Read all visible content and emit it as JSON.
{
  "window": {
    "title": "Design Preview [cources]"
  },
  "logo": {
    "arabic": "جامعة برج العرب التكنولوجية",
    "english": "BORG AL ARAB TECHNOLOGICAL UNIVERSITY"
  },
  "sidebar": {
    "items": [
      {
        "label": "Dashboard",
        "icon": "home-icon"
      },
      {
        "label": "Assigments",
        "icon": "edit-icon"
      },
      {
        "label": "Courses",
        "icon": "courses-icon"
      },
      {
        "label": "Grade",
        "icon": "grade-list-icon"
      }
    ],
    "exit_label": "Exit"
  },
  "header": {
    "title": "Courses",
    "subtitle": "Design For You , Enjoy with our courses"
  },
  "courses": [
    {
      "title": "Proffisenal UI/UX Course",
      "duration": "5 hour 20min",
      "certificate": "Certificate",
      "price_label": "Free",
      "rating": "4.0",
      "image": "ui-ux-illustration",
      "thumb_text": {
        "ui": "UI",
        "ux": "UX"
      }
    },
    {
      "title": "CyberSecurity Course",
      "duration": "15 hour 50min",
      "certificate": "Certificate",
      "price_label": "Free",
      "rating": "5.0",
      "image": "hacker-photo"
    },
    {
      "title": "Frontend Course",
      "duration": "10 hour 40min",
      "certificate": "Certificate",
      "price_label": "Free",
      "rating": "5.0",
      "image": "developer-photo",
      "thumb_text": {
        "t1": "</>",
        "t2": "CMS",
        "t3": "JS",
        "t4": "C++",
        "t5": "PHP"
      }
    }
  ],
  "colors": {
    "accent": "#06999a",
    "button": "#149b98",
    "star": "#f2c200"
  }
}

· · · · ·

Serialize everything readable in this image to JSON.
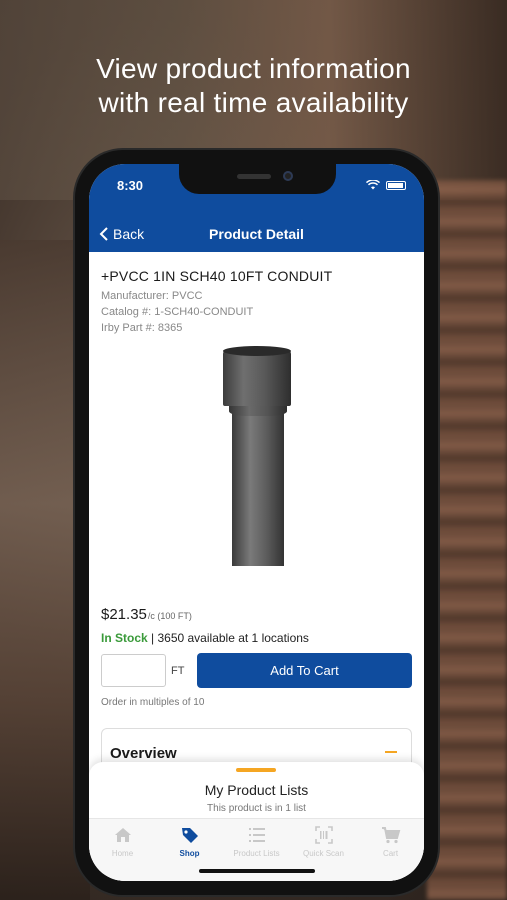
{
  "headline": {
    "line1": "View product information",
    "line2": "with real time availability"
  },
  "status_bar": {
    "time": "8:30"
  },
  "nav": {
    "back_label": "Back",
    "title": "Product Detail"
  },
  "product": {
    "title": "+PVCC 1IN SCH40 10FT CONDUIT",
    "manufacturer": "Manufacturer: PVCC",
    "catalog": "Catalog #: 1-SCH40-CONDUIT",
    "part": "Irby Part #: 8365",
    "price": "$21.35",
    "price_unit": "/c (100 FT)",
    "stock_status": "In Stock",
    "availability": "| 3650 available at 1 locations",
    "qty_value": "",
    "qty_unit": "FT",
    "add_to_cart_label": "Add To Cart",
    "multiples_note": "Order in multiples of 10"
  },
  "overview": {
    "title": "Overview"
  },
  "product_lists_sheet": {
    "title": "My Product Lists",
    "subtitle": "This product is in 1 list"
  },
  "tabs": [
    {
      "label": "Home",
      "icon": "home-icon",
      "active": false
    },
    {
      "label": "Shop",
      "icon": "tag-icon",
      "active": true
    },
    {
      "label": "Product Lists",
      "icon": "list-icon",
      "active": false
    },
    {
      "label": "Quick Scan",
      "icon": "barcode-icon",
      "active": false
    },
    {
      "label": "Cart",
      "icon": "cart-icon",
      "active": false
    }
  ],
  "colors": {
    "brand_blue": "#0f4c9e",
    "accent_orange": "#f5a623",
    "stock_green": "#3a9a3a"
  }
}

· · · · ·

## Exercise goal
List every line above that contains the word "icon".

## The answer
        "icon": "home-icon"
        "icon": "edit-icon"
        "icon": "courses-icon"
        "icon": "grade-list-icon"
      "icon": "home-icon",
      "icon": "tag-icon",
      "icon": "list-icon",
      "icon": "barcode-icon",
      "icon": "cart-icon",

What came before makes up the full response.